Materials provided: Begin

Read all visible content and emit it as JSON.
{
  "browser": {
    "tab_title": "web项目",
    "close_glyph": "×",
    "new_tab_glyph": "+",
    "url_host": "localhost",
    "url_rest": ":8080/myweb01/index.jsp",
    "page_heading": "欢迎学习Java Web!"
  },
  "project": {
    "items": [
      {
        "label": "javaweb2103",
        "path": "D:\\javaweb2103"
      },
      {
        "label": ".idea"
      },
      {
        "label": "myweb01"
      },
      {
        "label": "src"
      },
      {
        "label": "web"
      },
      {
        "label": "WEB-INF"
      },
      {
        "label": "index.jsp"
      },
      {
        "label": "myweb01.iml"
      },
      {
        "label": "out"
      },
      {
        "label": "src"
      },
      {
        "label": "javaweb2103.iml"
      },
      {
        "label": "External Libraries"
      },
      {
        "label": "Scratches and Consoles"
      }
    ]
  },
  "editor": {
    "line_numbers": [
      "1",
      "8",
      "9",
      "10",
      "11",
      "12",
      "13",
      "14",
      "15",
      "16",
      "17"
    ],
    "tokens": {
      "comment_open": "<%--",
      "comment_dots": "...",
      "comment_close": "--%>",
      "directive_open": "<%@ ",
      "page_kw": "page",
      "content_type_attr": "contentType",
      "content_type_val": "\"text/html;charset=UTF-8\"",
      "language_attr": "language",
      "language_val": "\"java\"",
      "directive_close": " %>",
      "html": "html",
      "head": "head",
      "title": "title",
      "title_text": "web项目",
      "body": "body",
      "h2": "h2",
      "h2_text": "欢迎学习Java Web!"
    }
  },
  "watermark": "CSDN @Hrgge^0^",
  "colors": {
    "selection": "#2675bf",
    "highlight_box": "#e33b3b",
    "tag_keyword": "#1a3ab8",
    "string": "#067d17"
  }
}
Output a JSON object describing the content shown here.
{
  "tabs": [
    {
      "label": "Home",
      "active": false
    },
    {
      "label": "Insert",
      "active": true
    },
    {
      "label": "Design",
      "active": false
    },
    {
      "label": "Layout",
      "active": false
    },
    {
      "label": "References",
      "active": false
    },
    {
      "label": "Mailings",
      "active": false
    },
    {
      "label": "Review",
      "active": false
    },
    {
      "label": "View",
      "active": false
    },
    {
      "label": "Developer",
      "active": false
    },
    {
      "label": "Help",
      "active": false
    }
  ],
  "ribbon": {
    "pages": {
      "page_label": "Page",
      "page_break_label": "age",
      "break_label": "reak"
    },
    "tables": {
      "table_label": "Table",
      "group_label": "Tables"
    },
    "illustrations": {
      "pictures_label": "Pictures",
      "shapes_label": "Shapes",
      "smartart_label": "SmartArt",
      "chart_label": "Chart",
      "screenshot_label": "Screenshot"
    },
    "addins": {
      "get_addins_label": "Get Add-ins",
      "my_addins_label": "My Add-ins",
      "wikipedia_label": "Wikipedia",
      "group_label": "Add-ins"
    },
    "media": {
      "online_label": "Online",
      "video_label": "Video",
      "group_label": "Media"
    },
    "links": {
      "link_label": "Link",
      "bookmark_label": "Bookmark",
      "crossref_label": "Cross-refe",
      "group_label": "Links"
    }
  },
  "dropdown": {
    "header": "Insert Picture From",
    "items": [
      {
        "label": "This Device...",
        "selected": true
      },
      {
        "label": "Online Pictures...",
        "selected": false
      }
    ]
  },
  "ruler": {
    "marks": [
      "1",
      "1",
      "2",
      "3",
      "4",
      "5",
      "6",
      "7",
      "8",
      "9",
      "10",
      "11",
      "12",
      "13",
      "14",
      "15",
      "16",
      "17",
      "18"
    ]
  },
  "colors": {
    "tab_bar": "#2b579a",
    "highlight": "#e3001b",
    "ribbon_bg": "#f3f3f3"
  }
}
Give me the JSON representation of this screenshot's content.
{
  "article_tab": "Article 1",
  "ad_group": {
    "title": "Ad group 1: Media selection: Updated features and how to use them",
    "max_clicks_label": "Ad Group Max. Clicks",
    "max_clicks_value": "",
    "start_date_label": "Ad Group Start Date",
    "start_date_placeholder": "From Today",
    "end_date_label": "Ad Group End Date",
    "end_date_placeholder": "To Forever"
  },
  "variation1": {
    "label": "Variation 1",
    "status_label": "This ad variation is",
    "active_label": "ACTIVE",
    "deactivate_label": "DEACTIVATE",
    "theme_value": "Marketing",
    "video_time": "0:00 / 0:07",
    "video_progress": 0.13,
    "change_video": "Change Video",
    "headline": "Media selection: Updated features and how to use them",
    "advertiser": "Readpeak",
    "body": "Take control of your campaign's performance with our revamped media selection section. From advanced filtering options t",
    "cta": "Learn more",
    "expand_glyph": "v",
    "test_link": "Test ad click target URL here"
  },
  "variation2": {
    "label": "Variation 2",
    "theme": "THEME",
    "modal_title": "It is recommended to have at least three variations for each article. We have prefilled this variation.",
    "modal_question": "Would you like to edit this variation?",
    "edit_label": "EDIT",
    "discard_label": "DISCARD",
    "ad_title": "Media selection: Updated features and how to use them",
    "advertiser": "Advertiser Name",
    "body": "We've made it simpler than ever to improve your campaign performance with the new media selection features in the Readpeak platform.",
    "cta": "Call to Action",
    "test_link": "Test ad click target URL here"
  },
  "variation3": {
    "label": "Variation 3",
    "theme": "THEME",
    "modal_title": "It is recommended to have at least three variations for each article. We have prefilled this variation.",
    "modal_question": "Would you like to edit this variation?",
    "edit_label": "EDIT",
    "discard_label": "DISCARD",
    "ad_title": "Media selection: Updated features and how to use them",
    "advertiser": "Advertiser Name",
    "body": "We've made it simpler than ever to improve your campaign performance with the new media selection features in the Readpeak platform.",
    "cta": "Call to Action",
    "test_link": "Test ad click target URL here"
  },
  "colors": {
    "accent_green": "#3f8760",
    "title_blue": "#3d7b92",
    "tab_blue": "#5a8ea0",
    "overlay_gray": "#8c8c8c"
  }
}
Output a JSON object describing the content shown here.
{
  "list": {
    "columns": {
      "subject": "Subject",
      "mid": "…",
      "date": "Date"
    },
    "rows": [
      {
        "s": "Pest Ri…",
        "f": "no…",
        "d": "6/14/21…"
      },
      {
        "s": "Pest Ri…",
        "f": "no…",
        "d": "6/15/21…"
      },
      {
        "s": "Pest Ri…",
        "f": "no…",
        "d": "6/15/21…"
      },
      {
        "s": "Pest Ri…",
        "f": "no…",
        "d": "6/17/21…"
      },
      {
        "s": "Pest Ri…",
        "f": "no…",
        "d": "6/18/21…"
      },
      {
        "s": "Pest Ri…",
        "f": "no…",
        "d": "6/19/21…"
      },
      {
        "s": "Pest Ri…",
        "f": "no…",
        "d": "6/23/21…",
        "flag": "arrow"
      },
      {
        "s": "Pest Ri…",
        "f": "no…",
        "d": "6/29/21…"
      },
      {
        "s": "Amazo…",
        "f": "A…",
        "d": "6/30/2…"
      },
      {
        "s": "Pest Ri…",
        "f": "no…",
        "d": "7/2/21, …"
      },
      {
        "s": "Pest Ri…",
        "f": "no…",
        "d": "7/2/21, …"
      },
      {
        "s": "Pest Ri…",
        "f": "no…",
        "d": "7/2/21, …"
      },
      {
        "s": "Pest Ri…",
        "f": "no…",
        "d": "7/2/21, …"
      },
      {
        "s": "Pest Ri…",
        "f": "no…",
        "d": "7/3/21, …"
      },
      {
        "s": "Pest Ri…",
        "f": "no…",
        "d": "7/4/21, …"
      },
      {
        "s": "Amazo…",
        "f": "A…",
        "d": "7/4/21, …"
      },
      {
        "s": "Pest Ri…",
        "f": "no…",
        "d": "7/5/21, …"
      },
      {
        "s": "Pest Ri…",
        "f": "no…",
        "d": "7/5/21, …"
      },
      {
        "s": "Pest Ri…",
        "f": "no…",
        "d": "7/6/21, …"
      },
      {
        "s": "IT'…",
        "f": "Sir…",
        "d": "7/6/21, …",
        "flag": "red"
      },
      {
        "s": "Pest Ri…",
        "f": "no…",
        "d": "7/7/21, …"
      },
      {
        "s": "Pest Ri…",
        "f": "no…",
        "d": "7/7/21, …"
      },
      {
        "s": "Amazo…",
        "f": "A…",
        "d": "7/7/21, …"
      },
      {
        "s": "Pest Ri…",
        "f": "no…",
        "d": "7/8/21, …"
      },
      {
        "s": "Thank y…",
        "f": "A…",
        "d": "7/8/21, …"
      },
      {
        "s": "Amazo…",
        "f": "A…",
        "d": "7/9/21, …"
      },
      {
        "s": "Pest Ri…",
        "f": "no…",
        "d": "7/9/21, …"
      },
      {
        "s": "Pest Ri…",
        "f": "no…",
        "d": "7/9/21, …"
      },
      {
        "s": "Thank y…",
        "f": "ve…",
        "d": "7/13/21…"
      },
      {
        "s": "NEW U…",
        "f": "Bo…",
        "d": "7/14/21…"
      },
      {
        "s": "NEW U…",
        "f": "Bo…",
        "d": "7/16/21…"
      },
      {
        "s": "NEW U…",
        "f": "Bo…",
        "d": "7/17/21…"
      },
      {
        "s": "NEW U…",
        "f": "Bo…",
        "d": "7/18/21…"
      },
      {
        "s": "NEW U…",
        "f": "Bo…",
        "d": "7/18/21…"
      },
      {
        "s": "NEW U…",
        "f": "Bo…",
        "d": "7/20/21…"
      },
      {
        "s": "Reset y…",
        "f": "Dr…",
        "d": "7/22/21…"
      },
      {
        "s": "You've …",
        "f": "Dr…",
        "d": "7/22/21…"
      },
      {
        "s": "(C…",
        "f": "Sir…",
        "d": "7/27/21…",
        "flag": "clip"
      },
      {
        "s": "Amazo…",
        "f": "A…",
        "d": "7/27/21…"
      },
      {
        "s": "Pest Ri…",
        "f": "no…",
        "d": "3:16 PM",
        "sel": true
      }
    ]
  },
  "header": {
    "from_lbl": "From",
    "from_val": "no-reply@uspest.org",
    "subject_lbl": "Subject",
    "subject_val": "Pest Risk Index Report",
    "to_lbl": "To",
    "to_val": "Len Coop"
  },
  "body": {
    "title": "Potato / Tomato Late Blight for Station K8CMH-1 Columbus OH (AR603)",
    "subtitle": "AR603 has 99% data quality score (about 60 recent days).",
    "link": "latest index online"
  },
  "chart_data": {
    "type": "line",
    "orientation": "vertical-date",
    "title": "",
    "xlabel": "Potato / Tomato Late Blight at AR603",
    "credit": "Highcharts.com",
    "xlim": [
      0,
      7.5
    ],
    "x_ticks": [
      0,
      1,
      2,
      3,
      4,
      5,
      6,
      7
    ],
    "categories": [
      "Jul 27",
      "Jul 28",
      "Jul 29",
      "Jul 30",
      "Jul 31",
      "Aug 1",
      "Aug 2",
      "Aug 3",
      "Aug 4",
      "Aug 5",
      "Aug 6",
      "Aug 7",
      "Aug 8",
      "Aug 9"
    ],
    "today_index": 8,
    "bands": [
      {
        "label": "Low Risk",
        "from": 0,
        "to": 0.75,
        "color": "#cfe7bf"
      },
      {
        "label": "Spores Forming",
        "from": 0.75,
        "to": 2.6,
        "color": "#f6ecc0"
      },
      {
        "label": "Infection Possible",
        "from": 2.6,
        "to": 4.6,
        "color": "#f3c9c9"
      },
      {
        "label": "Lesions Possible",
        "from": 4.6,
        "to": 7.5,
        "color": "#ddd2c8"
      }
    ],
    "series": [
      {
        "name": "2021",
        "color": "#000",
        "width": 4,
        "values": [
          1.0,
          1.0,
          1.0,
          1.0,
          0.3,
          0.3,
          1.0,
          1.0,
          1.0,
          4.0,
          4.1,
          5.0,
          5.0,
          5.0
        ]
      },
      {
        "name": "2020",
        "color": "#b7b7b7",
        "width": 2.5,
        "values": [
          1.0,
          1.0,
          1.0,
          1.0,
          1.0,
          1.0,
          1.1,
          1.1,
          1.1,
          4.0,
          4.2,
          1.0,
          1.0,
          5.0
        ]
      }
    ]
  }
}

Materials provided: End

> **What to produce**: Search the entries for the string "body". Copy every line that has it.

> **Problem solution**:
      "body": "body",
    "body": "Take control of your campaign's performance with our revamped media selection section. From advanced filtering options t",
    "body": "We've made it simpler than ever to improve your campaign performance with the new media selection features in the Readpeak platform.",
    "body": "We've made it simpler than ever to improve your campaign performance with the new media selection features in the Readpeak platform.",
  "body": {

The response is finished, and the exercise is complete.